Do you ever get tired of serving God, wishing that you could
live a while without worrying about whether or not you were pleasing God?
As a child, I didn’t really look forward to Sunday. On
Saturday nights my siblings and I had to lay out our Sunday clothes, polish our
shoes, read the Sunday school lesson, and prepare our offering envelopes. The
people of Israel were required to honor the sacrificial system of the Temple by
bringing animal and food offerings. Like I did with my sister and brothers, it
appears that God’s people grumbled about what they were expected to do.
God asked through the prophet Micah, “My people, what have I
done to you? How have I burdened you?” He reminded them of their deliverance
from slavery in Egypt, his protection during their journey, and their
prosperity. As human beings, we tend to forget the blessings God pours out upon
our lives, focusing instead on what frustrates us at the moment.
Micah clearly articulated God’s expectations in Micah 6:8.
“He has showed you, O man, what is good. And what does the Lord require of you?
To act justly and to love mercy and to walk humbly with your God.”
First, do justice. There is a growing consensus today that
right and wrong have no absolute meanings.
The same was true in Micah’s day. He attacked the powerful
for their economic policies that benefited the wealthy at others’ expense
(Micah 2:1-7) and the false prophets who supported the injustice (Micah 2:6-8).
He called for a biblical justice that defends the rights of the weak and cares
for the rights of others with the same intensity that we care for our own
Second, love mercy. Paul writes, “Because of his great love
for us, God, who is rich in mercy, made us alive with Christ even when we were
dead in transgressions” (Ephesians 2:4-5).
Those who receive God’s mercy must
offer mercy to others. To love mercy is to be concerned with the needs of
others, and to demonstrate God’s love to those we would naturally reject — even
to those who have rejected us.
Third, walk humbly with your God. This begins by being
honest about who we are — sinners saved by grace. There is no room for pride or
What can we do to please God? The bottom line isn’t about

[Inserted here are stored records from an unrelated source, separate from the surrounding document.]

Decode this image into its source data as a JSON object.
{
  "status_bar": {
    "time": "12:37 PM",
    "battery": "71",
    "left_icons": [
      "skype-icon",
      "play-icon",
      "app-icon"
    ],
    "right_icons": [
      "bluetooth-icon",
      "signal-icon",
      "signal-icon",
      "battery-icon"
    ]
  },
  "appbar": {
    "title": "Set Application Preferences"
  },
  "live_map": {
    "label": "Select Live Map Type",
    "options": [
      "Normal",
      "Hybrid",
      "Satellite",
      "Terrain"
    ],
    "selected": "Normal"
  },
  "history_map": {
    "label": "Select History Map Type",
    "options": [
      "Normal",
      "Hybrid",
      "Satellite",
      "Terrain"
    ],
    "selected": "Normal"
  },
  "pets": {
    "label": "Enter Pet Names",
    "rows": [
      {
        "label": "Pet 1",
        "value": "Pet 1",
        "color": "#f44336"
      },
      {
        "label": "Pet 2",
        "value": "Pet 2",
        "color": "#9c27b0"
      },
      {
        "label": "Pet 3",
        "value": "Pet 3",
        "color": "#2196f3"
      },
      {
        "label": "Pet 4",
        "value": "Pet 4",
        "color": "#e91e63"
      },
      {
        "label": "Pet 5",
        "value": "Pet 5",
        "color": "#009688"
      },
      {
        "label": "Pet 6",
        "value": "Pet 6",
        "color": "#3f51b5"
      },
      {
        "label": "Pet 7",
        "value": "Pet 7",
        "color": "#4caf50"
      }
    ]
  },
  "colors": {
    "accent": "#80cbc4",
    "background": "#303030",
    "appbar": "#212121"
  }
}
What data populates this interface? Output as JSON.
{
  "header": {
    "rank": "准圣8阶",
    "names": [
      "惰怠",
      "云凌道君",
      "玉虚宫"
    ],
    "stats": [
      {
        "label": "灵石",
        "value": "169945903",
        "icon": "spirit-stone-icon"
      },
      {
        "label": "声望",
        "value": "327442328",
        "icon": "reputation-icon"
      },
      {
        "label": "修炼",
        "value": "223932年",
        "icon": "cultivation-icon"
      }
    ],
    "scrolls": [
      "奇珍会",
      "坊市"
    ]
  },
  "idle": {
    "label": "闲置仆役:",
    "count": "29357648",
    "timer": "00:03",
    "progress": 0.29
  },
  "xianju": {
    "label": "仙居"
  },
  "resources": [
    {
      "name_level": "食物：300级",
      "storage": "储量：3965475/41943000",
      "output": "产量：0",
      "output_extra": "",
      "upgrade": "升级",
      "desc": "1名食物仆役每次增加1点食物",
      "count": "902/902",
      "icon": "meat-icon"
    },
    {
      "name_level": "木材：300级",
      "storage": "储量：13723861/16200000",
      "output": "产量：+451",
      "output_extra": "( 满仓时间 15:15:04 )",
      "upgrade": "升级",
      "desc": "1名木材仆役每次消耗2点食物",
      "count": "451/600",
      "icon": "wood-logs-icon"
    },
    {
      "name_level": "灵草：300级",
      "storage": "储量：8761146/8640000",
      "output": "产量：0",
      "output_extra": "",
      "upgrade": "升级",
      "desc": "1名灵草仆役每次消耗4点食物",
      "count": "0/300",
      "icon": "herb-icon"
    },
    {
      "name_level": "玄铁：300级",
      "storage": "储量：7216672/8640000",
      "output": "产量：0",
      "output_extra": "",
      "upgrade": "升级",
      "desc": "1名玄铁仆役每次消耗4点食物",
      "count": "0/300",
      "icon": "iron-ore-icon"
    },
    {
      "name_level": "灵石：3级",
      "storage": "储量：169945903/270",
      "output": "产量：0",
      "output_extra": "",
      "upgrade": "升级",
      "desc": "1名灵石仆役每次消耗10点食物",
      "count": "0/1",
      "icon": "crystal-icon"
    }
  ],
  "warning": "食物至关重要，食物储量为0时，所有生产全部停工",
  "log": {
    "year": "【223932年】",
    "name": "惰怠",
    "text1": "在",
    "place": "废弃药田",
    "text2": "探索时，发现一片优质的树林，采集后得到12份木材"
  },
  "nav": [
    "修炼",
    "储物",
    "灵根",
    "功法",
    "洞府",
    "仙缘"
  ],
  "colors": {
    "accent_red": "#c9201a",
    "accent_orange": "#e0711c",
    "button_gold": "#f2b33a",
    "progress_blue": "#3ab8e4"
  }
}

what we do for God, but what he has done for us to establish a relationship
with us through Christ on the cross.
The ability to meet God’s expectations is found in a relationship